 Throughout the blank we have what I would expect is just a slower taper which spreads the power. What’s actually happening is that the bottom part of the tip section on the Tidrift is slightly stiffer than the other two rods. This spreads extra pressure down towards and through the butt section – which means the whole thing dips as it’s being forced to bend further down. So it’s not that the rod is less powerful, it’s just that when one area refuses to bend, another needs to take some of the strain. So how I picture the Tidrift having been constructed is with a fast taper tip, but a slower taper blank. Either that or they’ve done something with the way the carbon is wrapped to stiffen up the base of the tip section. Interesting rod.

Match 3:Nories Flatfish Program 96 vs. Tailwalk Hi-Tide SSD 96M

Of the rods tested, these two stand out for their slightly more progressive curves. What they do is different, and one in particular I find really interesting.

The Hi-Tide SSD is one of, if not our most popular range of rods. At circa-£200 they are amazing value. An extended version of our benchmark 90ML used in every chart we produce, the 96M is not the fastest action rod, but that’s what makes it  great. “Fastness” is a funny thing though. I’ll post about it later.

The most interesting rods of all these tests is the Nories Flatfish Program Shooting Surf 96. Technically a Japanese “Flatfish” rod, they shouldn’t be overlooked for our bass fishing. Our bass fishing is often much more like the Japanese flatfish style than it is their seabass one – given the lures they use and where they do it. Diving plugs, lots of soft plastics, metals… open coast…. Sound familiar?

Typically the Flatfish rods are slightly more progressive in action. We see that on the chart. But what the Shooting Surf does and where it does it is interesting.

The tip is not stiff. A bit like the Generous or the Tidrift. We only really see it in the 500g curve before everything else starts to work. However, the similarities with the Tidrift continue even though it wasn’t the intention with this match-up. The extra power of the Tidrift made it less obvious until now. The Tidrift does have a touch more power in the base of the tip section. The Nories then has the less pokey butt, which we see quite obviously against the others. It’s not soft of spongey being such a high-quality rod, but it does bend. The purpose of that is to cast efficiently!

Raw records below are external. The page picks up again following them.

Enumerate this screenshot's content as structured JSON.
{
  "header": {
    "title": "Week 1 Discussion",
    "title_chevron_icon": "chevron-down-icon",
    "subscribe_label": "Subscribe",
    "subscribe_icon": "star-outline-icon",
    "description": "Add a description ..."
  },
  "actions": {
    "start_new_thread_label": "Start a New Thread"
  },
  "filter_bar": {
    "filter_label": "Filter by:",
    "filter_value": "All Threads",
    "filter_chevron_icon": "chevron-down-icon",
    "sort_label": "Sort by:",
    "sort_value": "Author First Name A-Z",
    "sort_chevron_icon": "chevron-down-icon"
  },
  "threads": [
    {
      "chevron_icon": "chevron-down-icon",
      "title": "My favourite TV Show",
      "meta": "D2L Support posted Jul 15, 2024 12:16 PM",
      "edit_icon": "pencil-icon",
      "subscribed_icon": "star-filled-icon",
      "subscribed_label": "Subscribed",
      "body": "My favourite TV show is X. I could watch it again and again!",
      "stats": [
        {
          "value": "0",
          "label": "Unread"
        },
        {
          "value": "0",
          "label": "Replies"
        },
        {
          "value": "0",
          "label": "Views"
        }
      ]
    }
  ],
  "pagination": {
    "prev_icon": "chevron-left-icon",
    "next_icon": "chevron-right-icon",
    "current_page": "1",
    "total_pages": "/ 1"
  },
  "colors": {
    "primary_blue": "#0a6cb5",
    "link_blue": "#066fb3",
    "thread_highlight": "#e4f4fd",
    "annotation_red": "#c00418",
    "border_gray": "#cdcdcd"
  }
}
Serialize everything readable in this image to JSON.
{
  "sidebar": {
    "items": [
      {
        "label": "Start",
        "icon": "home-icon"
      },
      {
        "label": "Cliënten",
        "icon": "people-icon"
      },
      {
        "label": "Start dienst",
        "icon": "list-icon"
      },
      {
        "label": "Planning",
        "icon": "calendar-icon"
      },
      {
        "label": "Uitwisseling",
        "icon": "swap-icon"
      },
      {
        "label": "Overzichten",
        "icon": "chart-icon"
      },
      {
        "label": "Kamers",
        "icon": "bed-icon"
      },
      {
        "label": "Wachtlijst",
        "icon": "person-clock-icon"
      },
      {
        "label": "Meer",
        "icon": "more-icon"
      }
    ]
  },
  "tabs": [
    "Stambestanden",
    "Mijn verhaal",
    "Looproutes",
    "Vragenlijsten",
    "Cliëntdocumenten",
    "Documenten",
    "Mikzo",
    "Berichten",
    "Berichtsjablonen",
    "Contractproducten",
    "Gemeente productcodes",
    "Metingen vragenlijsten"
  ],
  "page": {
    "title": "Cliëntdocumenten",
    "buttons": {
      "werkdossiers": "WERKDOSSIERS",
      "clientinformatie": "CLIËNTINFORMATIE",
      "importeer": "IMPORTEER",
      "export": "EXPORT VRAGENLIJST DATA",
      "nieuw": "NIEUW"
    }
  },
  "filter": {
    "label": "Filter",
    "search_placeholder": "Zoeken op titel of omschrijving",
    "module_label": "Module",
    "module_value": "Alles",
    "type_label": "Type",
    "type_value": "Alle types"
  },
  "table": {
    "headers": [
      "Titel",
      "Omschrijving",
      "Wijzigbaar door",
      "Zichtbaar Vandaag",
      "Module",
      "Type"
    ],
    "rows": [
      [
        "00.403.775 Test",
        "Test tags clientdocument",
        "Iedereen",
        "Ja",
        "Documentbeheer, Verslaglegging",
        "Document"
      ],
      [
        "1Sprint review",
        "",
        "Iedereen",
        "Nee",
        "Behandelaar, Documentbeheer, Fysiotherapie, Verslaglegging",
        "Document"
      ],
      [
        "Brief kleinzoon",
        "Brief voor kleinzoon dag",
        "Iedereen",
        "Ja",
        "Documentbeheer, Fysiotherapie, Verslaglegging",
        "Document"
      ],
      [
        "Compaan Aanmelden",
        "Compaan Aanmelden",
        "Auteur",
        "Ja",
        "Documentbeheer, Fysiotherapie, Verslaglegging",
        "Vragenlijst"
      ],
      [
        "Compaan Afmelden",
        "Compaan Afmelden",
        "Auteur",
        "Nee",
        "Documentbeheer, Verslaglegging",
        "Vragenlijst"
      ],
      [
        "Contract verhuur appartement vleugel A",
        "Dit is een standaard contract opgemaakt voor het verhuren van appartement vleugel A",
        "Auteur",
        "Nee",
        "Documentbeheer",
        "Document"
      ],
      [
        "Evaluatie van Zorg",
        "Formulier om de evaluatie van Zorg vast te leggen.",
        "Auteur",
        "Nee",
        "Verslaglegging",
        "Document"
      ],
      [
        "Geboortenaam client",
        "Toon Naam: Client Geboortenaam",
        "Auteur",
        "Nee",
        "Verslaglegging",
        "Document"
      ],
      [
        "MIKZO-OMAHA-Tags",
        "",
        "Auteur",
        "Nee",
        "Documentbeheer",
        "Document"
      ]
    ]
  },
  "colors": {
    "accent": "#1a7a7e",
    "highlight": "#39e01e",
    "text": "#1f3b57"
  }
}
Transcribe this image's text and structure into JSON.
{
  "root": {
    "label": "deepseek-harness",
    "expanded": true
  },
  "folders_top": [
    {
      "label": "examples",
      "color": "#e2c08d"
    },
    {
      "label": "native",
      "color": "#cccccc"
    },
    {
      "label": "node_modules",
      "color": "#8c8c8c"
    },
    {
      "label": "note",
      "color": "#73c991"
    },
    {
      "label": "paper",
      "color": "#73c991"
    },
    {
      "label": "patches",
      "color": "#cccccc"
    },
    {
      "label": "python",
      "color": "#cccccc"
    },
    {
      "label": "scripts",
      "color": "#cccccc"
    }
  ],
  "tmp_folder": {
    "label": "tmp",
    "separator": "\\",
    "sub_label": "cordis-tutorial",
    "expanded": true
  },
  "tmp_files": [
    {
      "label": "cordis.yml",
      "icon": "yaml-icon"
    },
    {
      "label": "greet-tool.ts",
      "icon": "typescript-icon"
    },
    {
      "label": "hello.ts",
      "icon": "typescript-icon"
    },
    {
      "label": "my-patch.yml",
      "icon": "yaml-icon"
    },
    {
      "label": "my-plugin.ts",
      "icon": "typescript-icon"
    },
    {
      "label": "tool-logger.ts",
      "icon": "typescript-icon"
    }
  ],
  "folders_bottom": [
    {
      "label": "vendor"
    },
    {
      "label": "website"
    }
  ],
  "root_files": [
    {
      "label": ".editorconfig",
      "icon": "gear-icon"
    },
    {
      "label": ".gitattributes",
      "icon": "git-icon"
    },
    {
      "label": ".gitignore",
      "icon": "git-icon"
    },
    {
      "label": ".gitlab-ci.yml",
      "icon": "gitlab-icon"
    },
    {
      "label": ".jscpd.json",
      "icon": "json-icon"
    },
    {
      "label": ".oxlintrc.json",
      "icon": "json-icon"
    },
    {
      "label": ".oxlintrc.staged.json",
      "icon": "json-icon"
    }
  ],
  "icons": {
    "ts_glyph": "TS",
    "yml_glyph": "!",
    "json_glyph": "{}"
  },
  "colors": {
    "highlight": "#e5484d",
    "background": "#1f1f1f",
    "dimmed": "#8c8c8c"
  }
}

I owned and fished the 8’8” model of this rod for years. I like interesting rods, and this is that!

The Getting Bent Summary

Firstly, I apologise if that one was a bit of a slog given so many rods to talk about. I’m working at the moment on a website feature that will automate so much of this stuff so that you can play with it in your own time.

Regardless of my many words, hopefully the pictures and charts at least give you a way of spotting some of the differences yourselves, and come up with your own theories about certain features.

There were definitely a few surprises for me while running through these curves. We’ll sort future posts for lighter and shorter rod comparisons too.


Why you should book an AOF visit…

In addition to us closing our physical store of 13 years, opening our HQ up for 1-1 bookings makes…

Getting Bent 3: Huge 9’2″ – 9’6″ Bass Rod Comparison

By putting the microscope on similarly spec’d rods from different manufacturers - and mostly in similar price brackets –…